Modern Muzzle Loading Pistols
You can shoot normal sized, short revolvers if they are a muzzle loader and can’t take cartridges.
Traditionally this meant using black powder which although fun, can be onerous as the gun must be cleaned immediately after use. It’s also dirty to handle and pongs a bit. However following the pistol ban some enterprising gunsmiths converted revolvers to use modern, clean, smokeless powder. These guns are fully compliant with UK law because they cannot take a cartridge and are therefore “muzzle loaders” even though they are actually loaded directly into the cylinder, not down the barrel.
In practice loading is quite simple – a measured amount of modern powder is put into each cylinder chamber and a lead bullet is squashed into each chamber with a small lever press. On some guns the press is built into the gun, on others you take the cylinder off to load. Once the cylinder is fully loaded with powder and bullets the gun is taken to the firing point, shotgun primers are inserted into the cylinder and you can shoot your six or seven shots exactly the same as a “normal” revolver. The whole process only takes a couple of minutes, tops.
There are generally two types – traditional black powder revolvers like the one shown in the side picture but converted to use modern, clean powder. You can also buy a modern revolver which has been converted to muzzle loading status like this one ;
Black Powder and Traditional Muzzle Loading Rifles, Pistols, Revolvers
Ah, the smell of gunpowder, there’s something about it. Sulphur, mostly. Much more dramatic to fire than modern firearms with the smoke, sparks and smell and, some agree, much more fun. The discipline comes under the rules of the Muzzle Loaders Association of Great Britain for competition and covers rifles, shotguns, pistols, revolvers and miniature cannons. These firearms are, as the description says, loaded at the muzzle rather than taking cartridges.
At our indoor range you can shoot black powder pistols, revolvers and miniature cannons. (Yes, cannons!) The club has a strong black powder following and we are proud to have a number of talented members in our ranks including a world record holder for single shot black powder pistol.
If you think black powder guns are all antiques and aren’t accurate, you are very wrong on both counts. They can be extremely accurate, usually with very sensitive triggers for competition use.
Full Bore Rifle Shooting
Too powerful to be shot indoors, this refers to full power rifles. Instead we shoot these at outdoor ranges particularly the army range at Strensall, York.
Old historic guns which pre-date World War One, through World War Two and right up to date with the latest modern sniper rifles, if it shoots a rifle bullet, you can shoot it with our club.

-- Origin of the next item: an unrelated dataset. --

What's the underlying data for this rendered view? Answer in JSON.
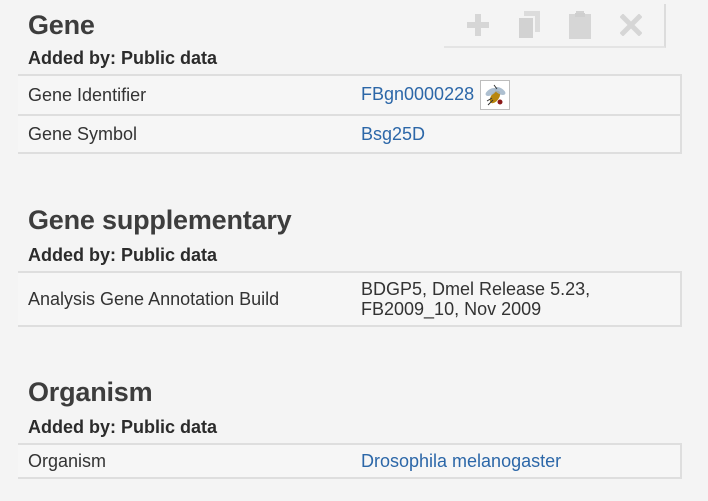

Ex-military rifles such as Lee Enfield, Mosin Nagant and even AKM’s are popular.
The highest calibre rifle you could possible own would be a .50 calibre but since there are only a couple of places you can shoot those in the UK – and the ammo is £5 a shot – ownership of those is rare. Instead most members opt for the more common .223, .303, 7.62x39, 7.62x54R or .308 rifles where the ammo ranges from 30p to 90p per shot. Which one to get depends on how far you want to shoot, the larger calibres being more suited to longer distances whereas the little .223 runs out of steam after 600 yards or so. Don’t worry about that yet, you’ll cover that during probation and will have a chance to try small and large calibres.

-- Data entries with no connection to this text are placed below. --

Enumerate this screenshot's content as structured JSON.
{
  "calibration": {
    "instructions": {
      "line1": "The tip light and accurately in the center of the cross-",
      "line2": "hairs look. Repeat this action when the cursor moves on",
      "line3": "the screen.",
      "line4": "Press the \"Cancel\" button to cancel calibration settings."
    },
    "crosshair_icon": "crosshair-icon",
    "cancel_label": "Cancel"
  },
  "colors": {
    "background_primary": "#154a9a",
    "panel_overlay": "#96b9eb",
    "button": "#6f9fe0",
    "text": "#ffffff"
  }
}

The club has two modern scoped sniper style rifles in .223 and .308 calibre for members to use on our designated outdoor range sessions at York.
On the left a 1942 dated Mosin Nagant rifle and modern AR15 rifle side by side.
Dragunov Russian marksman rifle with the club radar chronograph to read out the bullet velocity. As shown here, used to develop and test home made ammunition.
1942 dated Mosin Nagant meets 2015 dated AR-15 and 2017 dated Ruger Precision rifle.